Adjust your winback or re-engagement email series to not simply feature a discount code but promote SMS to “be the first to know” while setting expectations for how your SMS schedule may differ from your email program. Start these programs early in the subscriber lifecycle to avoid subscriber churn.
Use your organic social media content to promote your SMS program and prompt users to subscribe for early access.
Use paid media and paid social with unengaged segments
Many marketers use paid social for new subscriber acquisition using segment lookalikes. But don’t forget, these platforms offer powerful ways to re-engage inactive or unsubscribed subscribers.
Within Klaviyo, use any of the non-opener, unsubscribed, and +90-day active on site segments and sync them with Meta or Google to market to contacts there. Again, some customers may not be active with email but may be very active on those platforms.
Don’t forget to tailor the ad creative to be relevant to these different segments and have fun with it.
Take your lists a more traditional route… with direct mail?
As digital marketers, it's easy to forget about other offline channels. But through Klaviyo’s partner integrations, you can find new ways to re-engage your list.
One such partner integration is PostPilot - a direct mail provider that integrates directly with Klaviyo and allows you to send postcards and other direct mail formats. One of the most intriguing aspects of this Klaviyo integration is the ability to use segments to send one-off campaigns AND send direct mail pieces via flows.
Using any of the +365-day openers, non-openers, unsubscribed, non-purchasers, and +90-day active on site segments:
Send a postcard to highlight new products, new benefits of shopping with your brand, and a special discount. Don’t forget to include a text-to-join prompt for your SMS program.
Create a segment-triggered flow and based on no email or SMS engagement, trigger a postcard.

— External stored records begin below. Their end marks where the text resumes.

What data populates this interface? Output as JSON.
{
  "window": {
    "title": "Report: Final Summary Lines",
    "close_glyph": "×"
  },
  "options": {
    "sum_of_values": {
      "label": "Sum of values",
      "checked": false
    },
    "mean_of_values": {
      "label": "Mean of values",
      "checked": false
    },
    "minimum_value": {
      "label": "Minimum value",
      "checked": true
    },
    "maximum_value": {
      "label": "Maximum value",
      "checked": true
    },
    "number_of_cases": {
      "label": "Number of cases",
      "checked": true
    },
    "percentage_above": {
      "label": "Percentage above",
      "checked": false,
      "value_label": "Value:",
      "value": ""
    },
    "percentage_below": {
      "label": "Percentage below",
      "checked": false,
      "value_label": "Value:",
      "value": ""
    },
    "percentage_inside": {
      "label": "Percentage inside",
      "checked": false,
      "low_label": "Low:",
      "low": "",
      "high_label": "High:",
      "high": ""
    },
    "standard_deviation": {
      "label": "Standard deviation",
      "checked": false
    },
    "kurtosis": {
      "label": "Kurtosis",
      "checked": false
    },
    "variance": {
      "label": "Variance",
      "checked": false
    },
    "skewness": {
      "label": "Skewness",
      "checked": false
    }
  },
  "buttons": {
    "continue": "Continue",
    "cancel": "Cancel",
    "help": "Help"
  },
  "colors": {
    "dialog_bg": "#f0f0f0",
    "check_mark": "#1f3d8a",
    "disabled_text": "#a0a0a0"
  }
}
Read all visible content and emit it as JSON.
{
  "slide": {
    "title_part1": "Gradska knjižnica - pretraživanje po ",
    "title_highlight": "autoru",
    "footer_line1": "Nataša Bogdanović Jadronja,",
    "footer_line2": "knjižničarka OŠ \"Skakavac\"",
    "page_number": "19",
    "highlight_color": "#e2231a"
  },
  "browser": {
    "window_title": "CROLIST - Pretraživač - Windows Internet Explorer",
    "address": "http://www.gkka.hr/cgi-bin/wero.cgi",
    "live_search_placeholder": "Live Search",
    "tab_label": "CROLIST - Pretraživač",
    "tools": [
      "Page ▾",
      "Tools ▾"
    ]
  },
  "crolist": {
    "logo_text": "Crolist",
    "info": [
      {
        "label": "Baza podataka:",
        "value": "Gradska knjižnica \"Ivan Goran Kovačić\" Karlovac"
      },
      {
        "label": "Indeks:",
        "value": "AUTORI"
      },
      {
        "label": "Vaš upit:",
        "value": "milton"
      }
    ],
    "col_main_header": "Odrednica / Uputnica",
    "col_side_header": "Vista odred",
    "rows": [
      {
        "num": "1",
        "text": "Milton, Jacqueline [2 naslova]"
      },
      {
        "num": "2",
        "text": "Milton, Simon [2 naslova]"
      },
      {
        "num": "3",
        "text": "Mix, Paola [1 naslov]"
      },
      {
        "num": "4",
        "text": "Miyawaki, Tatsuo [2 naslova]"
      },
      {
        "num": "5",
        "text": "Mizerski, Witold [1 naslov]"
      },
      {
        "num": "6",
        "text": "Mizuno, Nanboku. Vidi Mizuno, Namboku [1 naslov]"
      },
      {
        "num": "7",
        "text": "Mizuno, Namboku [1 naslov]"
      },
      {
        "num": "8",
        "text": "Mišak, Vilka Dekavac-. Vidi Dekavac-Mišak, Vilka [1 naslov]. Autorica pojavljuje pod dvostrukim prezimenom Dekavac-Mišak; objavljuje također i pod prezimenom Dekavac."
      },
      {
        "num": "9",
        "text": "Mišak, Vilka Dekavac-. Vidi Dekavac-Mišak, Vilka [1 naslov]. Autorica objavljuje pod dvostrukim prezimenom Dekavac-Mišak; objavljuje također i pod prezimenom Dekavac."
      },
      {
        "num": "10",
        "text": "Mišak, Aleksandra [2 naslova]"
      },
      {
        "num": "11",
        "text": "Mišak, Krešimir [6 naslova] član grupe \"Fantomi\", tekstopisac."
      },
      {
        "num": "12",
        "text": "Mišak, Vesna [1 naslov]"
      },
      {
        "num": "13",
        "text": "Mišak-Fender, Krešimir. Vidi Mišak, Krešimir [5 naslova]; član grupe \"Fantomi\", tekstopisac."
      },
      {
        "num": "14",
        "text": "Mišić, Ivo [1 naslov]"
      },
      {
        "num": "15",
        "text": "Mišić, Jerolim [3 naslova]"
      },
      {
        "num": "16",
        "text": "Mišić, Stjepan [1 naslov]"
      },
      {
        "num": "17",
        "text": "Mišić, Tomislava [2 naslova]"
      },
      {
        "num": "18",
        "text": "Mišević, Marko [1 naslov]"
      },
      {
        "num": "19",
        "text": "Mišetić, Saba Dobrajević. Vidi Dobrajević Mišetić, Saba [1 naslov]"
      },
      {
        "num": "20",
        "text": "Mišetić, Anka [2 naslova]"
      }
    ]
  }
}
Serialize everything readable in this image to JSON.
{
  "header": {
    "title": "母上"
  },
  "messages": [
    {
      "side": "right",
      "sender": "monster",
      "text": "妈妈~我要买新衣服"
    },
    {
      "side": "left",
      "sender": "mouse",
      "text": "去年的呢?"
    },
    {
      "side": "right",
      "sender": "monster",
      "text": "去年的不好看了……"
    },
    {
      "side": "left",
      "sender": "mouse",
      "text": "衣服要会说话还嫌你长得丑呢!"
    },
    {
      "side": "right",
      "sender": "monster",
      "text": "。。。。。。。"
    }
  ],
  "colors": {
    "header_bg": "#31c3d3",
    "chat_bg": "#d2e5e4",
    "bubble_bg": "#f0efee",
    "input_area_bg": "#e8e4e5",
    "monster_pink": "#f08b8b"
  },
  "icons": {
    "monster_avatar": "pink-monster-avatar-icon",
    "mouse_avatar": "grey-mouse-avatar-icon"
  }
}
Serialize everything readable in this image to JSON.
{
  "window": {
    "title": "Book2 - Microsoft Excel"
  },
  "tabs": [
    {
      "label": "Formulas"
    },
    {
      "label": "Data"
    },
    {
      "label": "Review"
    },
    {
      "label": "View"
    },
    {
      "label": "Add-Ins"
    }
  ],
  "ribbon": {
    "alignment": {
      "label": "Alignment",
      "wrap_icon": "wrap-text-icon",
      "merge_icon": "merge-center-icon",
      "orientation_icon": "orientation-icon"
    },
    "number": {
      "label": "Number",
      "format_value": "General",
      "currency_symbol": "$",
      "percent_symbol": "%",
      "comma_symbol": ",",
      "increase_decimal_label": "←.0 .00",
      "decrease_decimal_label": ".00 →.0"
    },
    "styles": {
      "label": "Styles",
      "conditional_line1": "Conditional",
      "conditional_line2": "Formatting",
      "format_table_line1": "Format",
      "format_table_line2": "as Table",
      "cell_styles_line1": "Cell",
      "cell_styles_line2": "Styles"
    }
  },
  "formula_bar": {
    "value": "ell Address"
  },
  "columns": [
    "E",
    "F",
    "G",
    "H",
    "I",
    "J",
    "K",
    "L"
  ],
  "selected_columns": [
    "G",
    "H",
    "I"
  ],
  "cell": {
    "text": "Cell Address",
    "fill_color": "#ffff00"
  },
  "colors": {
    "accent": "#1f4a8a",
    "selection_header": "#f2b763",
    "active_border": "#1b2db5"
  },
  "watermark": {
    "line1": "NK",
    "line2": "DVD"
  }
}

Keep in mind, unlike email and other digital channels that have real-time tracking, while direct mail is an effective channel, results will take 30 or more days to mature.
No matter what time of the year it is, using these segments and tactics can help you maximize your marketing and keep customers engaged with your brand.
We have had really good luck with paid media on our winback segments / unengaged segments for a lot of our clients. Lovin’ the fact that Klaviyo can send this segment over to Meta and Google now.
We make sure we set an end date on these segment, so someone who hasn’t purchased/opened in 3-6 months instead of just 3+ months. This way someone will eventually age out of the ad audience. If you do regular list cleaning, this isn’t as big of an issue.
Thanks for sharing your insights Bryan!
We have had success using a non sales email Merry Christmas campaign to non openers to get them back in the habit of opening our emails. However when I describe success this is yet to turn into revenue when they next open a sales email and buy….
They might not purchase right away, but it is reengaging with potential customers and likely increasing brand sentiment. Always hard to put exact metrics on those and show the ROI, but it’s there.